_Task_. In the copy, include every entry exactly but none of the pictures.

********

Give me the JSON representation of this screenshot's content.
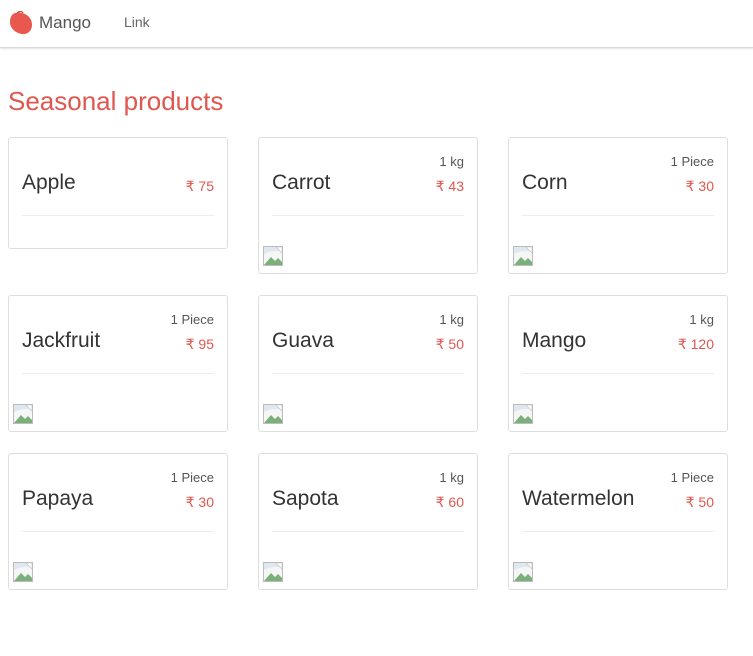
{
  "nav": {
    "brand": "Mango",
    "brand_icon": "mango-logo-icon",
    "brand_color": "#e8584f",
    "links": [
      "Link"
    ]
  },
  "main": {
    "title": "Seasonal products",
    "title_color": "#e0574f",
    "products": [
      {
        "name": "Apple",
        "unit": "",
        "price": "₹ 75",
        "has_image": false
      },
      {
        "name": "Carrot",
        "unit": "1 kg",
        "price": "₹ 43",
        "has_image": true
      },
      {
        "name": "Corn",
        "unit": "1 Piece",
        "price": "₹ 30",
        "has_image": true
      },
      {
        "name": "Jackfruit",
        "unit": "1 Piece",
        "price": "₹ 95",
        "has_image": true
      },
      {
        "name": "Guava",
        "unit": "1 kg",
        "price": "₹ 50",
        "has_image": true
      },
      {
        "name": "Mango",
        "unit": "1 kg",
        "price": "₹ 120",
        "has_image": true
      },
      {
        "name": "Papaya",
        "unit": "1 Piece",
        "price": "₹ 30",
        "has_image": true
      },
      {
        "name": "Sapota",
        "unit": "1 kg",
        "price": "₹ 60",
        "has_image": true
      },
      {
        "name": "Watermelon",
        "unit": "1 Piece",
        "price": "₹ 50",
        "has_image": true
      }
    ]
  }
}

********

_Response_.
Give me the JSON representation of this screenshot's content.
{
  "nav": {
    "brand": "Mango",
    "brand_icon": "mango-logo-icon",
    "brand_color": "#e8584f",
    "links": [
      "Link"
    ]
  },
  "main": {
    "title": "Seasonal products",
    "title_color": "#e0574f",
    "products": [
      {
        "name": "Apple",
        "unit": "",
        "price": "₹ 75",
        "has_image": false
      },
      {
        "name": "Carrot",
        "unit": "1 kg",
        "price": "₹ 43",
        "has_image": true
      },
      {
        "name": "Corn",
        "unit": "1 Piece",
        "price": "₹ 30",
        "has_image": true
      },
      {
        "name": "Jackfruit",
        "unit": "1 Piece",
        "price": "₹ 95",
        "has_image": true
      },
      {
        "name": "Guava",
        "unit": "1 kg",
        "price": "₹ 50",
        "has_image": true
      },
      {
        "name": "Mango",
        "unit": "1 kg",
        "price": "₹ 120",
        "has_image": true
      },
      {
        "name": "Papaya",
        "unit": "1 Piece",
        "price": "₹ 30",
        "has_image": true
      },
      {
        "name": "Sapota",
        "unit": "1 kg",
        "price": "₹ 60",
        "has_image": true
      },
      {
        "name": "Watermelon",
        "unit": "1 Piece",
        "price": "₹ 50",
        "has_image": true
      }
    ]
  }
}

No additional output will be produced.